$22.00 hardcover


Oxford University Press


An African-American Life in Contemporary Fiction

A Lost Classic

Much to the benefit of literary scholars and students of antebellum American culture, William L. Andrews and Mitch Kachun have reissued Julia C. Collins's The Curse of Caste; or The Slave Bride, the earliest published novel by an African American woman yet to be discovered (xiv). As Frances Foster Smith notes in her foreword, this volume represents a literary triumph, for it not only makes accessible Collins's remarkable novel, which originally appeared in installments in The Christian Recorder, a newspaper published in Philadelphia by the African Methodist Episcopal Church, between February and September 1865, but it also models a kind of literary sleuthing necessary to reclaim and to understand the lives and letters of people who lived before us (vii-viii). As Smith notes, Andrews's and Kachun's well researched and provocative introduction points astute readers to sources, to questions, and to plausible interpretations so that they might conduct their own quests to research early African American print culture and to uncover lost texts (ix). Andrews and Kachun concede that Collins left frustratingly little to document her life. Extant sources tell of a small-town school teacher residing in Williamsport, Pennsylvania, who, in April 1864, issued a literary manifesto titled Mental Improvement in The Christian Recorder. In this, and in a handful of subsequent articles, which Andrews and Kachun include in this reprint edition, Collins espouses cultural black nationalism, calling for improvement of the mind, . . . cultivation and purity of taste, and the acquisition of knowledge (122). The Curse of Caste, then, fits with this mission. As the editors point out, Collins's decision to publish in a major black venue, so as to reach an extensive black audience, signaled her commitment to an African American women's fiction that would speak to the needs and aspirations of a black readership (xxxv-xxxvi). Collins's novel, whose plot the editors summarize in their introduction, centers on Lina, a young quadroon who does not know her racial composition or her status as a slave, and Richard Tracy, the son of a wealthy New Orleans slave owner.
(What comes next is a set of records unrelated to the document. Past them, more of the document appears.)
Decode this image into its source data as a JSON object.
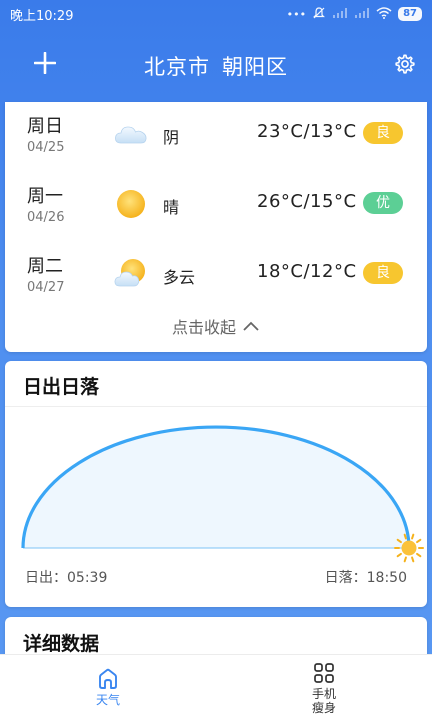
{
  "status_bar": {
    "time": "晚上10:29",
    "battery": "87"
  },
  "header": {
    "title_city": "北京市",
    "title_district": "朝阳区"
  },
  "forecast": {
    "days": [
      {
        "day": "周日",
        "date": "04/25",
        "icon": "cloudy-icon",
        "condition": "阴",
        "temp": "23°C/13°C",
        "aqi": "良",
        "aqi_color": "#f7c62f"
      },
      {
        "day": "周一",
        "date": "04/26",
        "icon": "sunny-icon",
        "condition": "晴",
        "temp": "26°C/15°C",
        "aqi": "优",
        "aqi_color": "#5ccf95"
      },
      {
        "day": "周二",
        "date": "04/27",
        "icon": "partly-cloudy-icon",
        "condition": "多云",
        "temp": "18°C/12°C",
        "aqi": "良",
        "aqi_color": "#f7c62f"
      }
    ],
    "collapse_label": "点击收起"
  },
  "sun": {
    "title": "日出日落",
    "sunrise_label": "日出：05:39",
    "sunset_label": "日落：18:50",
    "progress": 1.0,
    "arc_color": "#3aa6f5",
    "fill_color": "#eef7fe"
  },
  "detail": {
    "title": "详细数据"
  },
  "tabs": {
    "weather": "天气",
    "slim_line1": "手机",
    "slim_line2": "瘦身"
  },
  "colors": {
    "accent": "#3a86f0",
    "header_gradient_top": "#3a7bea"
  }
}
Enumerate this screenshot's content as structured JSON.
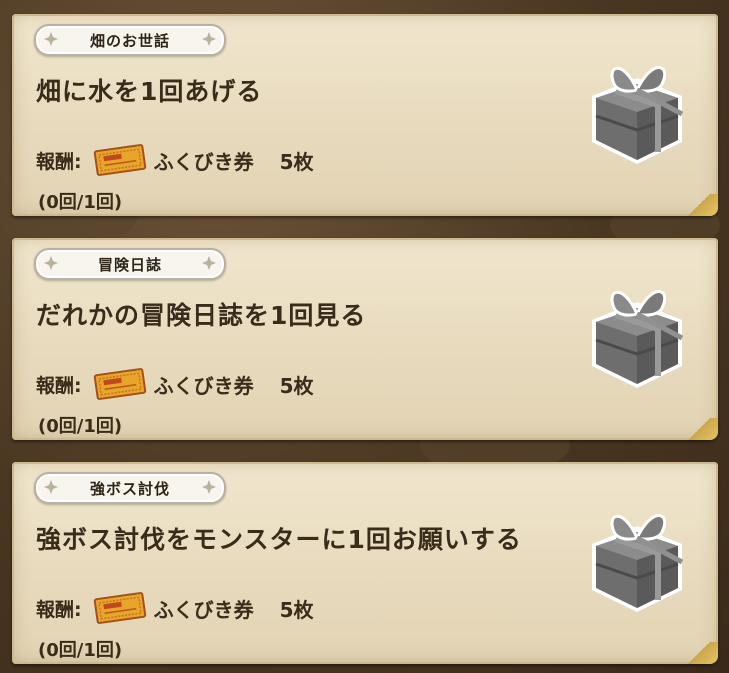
{
  "missions": [
    {
      "tag": "畑のお世話",
      "title": "畑に水を1回あげる",
      "reward_label": "報酬:",
      "reward_item": "ふくびき券",
      "reward_qty": "5枚",
      "progress": "(0回/1回)"
    },
    {
      "tag": "冒険日誌",
      "title": "だれかの冒険日誌を1回見る",
      "reward_label": "報酬:",
      "reward_item": "ふくびき券",
      "reward_qty": "5枚",
      "progress": "(0回/1回)"
    },
    {
      "tag": "強ボス討伐",
      "title": "強ボス討伐をモンスターに1回お願いする",
      "reward_label": "報酬:",
      "reward_item": "ふくびき券",
      "reward_qty": "5枚",
      "progress": "(0回/1回)"
    }
  ],
  "icons": {
    "reward": "fukubiki-ticket-icon",
    "gift": "gift-box-icon"
  },
  "colors": {
    "card": "#ebdfc4",
    "text": "#3a2c1b",
    "ticket": "#e8a52a",
    "gift": "#6e6e6e"
  }
}
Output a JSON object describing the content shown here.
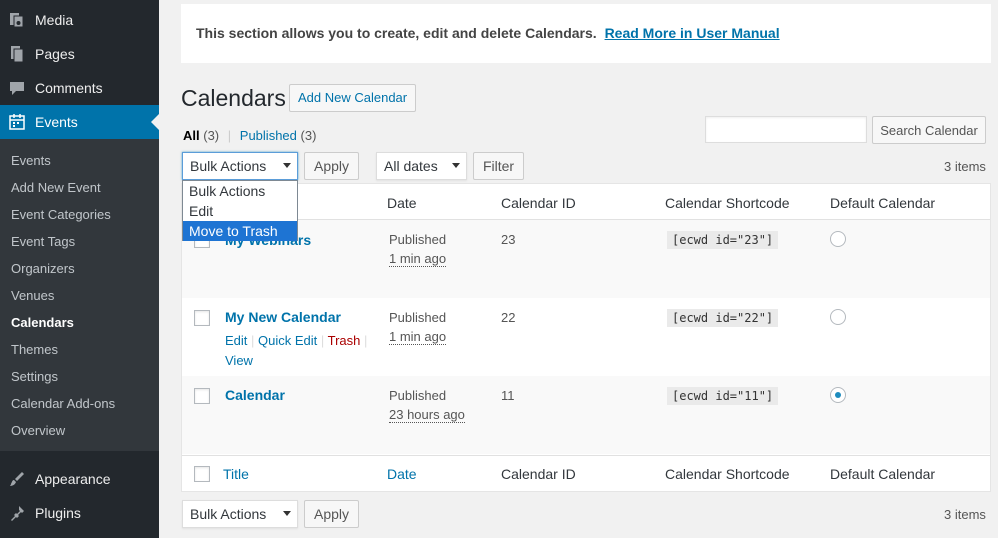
{
  "sidebar": {
    "top_items": [
      {
        "label": "Media",
        "icon": "media-icon"
      },
      {
        "label": "Pages",
        "icon": "pages-icon"
      },
      {
        "label": "Comments",
        "icon": "comments-icon"
      },
      {
        "label": "Events",
        "icon": "calendar-icon",
        "active": true
      }
    ],
    "submenu": [
      "Events",
      "Add New Event",
      "Event Categories",
      "Event Tags",
      "Organizers",
      "Venues",
      "Calendars",
      "Themes",
      "Settings",
      "Calendar Add-ons",
      "Overview"
    ],
    "submenu_current": "Calendars",
    "bottom_items": [
      {
        "label": "Appearance",
        "icon": "appearance-icon"
      },
      {
        "label": "Plugins",
        "icon": "plugins-icon"
      }
    ]
  },
  "notice": {
    "text": "This section allows you to create, edit and delete Calendars.",
    "link": "Read More in User Manual"
  },
  "header": {
    "title": "Calendars",
    "add_new": "Add New Calendar"
  },
  "views": {
    "all_label": "All",
    "all_count": "(3)",
    "published_label": "Published",
    "published_count": "(3)"
  },
  "search": {
    "button": "Search Calendar",
    "value": ""
  },
  "tablenav_top": {
    "bulk_selected": "Bulk Actions",
    "apply": "Apply",
    "dates_selected": "All dates",
    "filter": "Filter",
    "count": "3 items"
  },
  "bulk_dropdown": {
    "options": [
      "Bulk Actions",
      "Edit",
      "Move to Trash"
    ],
    "highlighted": "Move to Trash"
  },
  "table": {
    "columns": [
      "Title",
      "Date",
      "Calendar ID",
      "Calendar Shortcode",
      "Default Calendar"
    ],
    "rows": [
      {
        "title": "My Webinars",
        "status": "Published",
        "time": "1 min ago",
        "id": "23",
        "shortcode": "[ecwd id=\"23\"]",
        "default": false
      },
      {
        "title": "My New Calendar",
        "status": "Published",
        "time": "1 min ago",
        "id": "22",
        "shortcode": "[ecwd id=\"22\"]",
        "default": false,
        "actions": {
          "edit": "Edit",
          "quick_edit": "Quick Edit",
          "trash": "Trash",
          "view": "View"
        }
      },
      {
        "title": "Calendar",
        "status": "Published",
        "time": "23 hours ago",
        "id": "11",
        "shortcode": "[ecwd id=\"11\"]",
        "default": true
      }
    ]
  },
  "tablenav_bottom": {
    "bulk_selected": "Bulk Actions",
    "apply": "Apply",
    "count": "3 items"
  },
  "colors": {
    "sidebar_bg": "#23282d",
    "submenu_bg": "#32373c",
    "accent": "#0073aa",
    "highlight": "#1e74d3",
    "trash": "#a00"
  }
}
Richard had imbibed anti-slavery principles during his travels in the North and, much to his father's chagrin, had come to denounce the institution. Despite his father's protestations, Richard stoutly adhered to his belief that it was wrong for one man to enslave another, and to keep in bondage a human being, having a mind and soul susceptible to improvement and cultivation (21). When Richard discovers his father owns Lina he enlists a friend, George Manville, to purchase her from Colonel Tracy. The couple moves to Connecticut, weds, and spends six blissful months together before Richard heads back to New Orleans to attempt a rapprochement with his father and before Lina dies in childbirth. Colonel Tracy was no more receptive to Richard's antislavery views on this second visit and, in a fit of rage, disinherits and shoots him. George, who Collins quickly identifies to her readers as a villain whose heart was as black as the shadows of Hades, writes to a recuperating Richard that his wife and child died (22). A black nurse, Juno, raises the couple's daughter, Claire, to adulthood but keeps silent on the child's parentage and her racial identity. After graduating from a prominent female seminary, Claire takes a position as a governess in the home of a wealthy New Orleans planterùthat of her grandfather, Colonel Tracy. Claire quickly charms the household, including Colonel Tracy, who moves to reconcile with his son, Richard. She also wins the heart of Count Sayvord, a visiting French nobleman. As Richard prepares to return to New Orleans, Dr. Singleton, a family friend, tells Count Sayvord of Claire's racial identity. In the penultimate chapter of the novel, Claire anxiously awaits Richard's arrival at the Tracy home. Collins died of tuberculosis before she finished the last chapter of her novel. The editors provide two alternate endings, one which ends tragically and one which ends happily for Claire and Count Sayvord. Both endings are plausible, given internal evidence in the novel. Regardless of how today's readers re-create the novel's conclusion for themselves, the editors conclude, The Curse of Caste, so long silenced and forgotten, compellingly transposes the suspense of its unresolved ending to our own era in history, when interracial marriage, though far more common than in Collins's day, remains highly controversial. How we decide that this novel might have ended in 1865, they note, may well be as a revealing indicator of how we believe the unresolved issues that Collins did not live to work out in fiction should be resolved in multiethnic America today (liii). Few American novels, Andrews and Kachun point out, were serialized during a time of such fateful transition in U.S. history (xv). The novel spoke to the nation's central concerns and, as the editors suggest, continues to raise questions for contemporary readers. This reprint is a noteworthy literary achievement and a splendid piece of historical detection. Sarah E. Gardner, associate professor of history at Mercer University, is the author of Blood and Irony: Southern White Women's Narratives of the Civil War, 1861-1937, published by the University of North Carolina Press. She is currently working on a book-length manuscript that examines the politics of southern literature and national book reviews during the first half of the twentieth century.